“The situation is dire our children will perish if we do not get help from our government and humanitarian aid groups in the country.

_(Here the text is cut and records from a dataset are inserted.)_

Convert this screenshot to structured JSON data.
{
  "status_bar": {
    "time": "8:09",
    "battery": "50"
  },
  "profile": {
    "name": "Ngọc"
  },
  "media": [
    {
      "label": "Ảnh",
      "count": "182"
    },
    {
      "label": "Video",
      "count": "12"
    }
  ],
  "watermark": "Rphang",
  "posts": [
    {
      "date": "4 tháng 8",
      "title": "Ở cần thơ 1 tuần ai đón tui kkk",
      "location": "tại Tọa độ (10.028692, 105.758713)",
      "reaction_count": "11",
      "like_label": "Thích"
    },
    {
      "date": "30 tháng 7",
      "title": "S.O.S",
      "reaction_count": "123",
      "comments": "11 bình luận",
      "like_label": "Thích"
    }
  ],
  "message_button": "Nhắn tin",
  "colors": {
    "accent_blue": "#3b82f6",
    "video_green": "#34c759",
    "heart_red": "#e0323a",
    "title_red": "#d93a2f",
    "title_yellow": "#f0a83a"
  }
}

Peoples are using desperate means of getting grain to feed their families like trading their daughters which is so bad considering the children rights as most of these young girls will be below the age of 18,” said Thomas Chauke from Old Boli.
Health officials in Chikombedzi told VOP during a visit over the weekend that the children died of malnutrition and kwashiorkor as availability of food in the district continued to be a nightmare to the majority of villagers who had a poor harvest due to low rainfall received last agricultural season.
A senior nurse at Chikombedzi General Hospital said the children below the age of 10 were admitted after they began to show signs of malnutrition and lost their lives as the hospital was facing a severe crisis of drugs and food shortages.
“Hunger situation here is getting worse, we have lost human lives of minors over the past week due to starvation related diseases and we are likely to lose more if government does not intervene immediately,” said Alice Hlalangani nurse at the hospital.
She added that losing six children in a week was frightening.
Villagers said they were facing grain shortage to prepare the country’s staple food sadza for their families in order to survive.
Some said they were trading their cattle in exchange of some few bags of maize-meal but had since run out of livestock to give away.
Officials at the hospitals said a number of children were still admitted at the hospital and slow reaction of help could cost their lives and add to statistics of children dying of hunger.
Masvingo provincial medical director, Doctor Robert Madyiradima declined to comment on Monday stating that they were still investigating the causes of the death.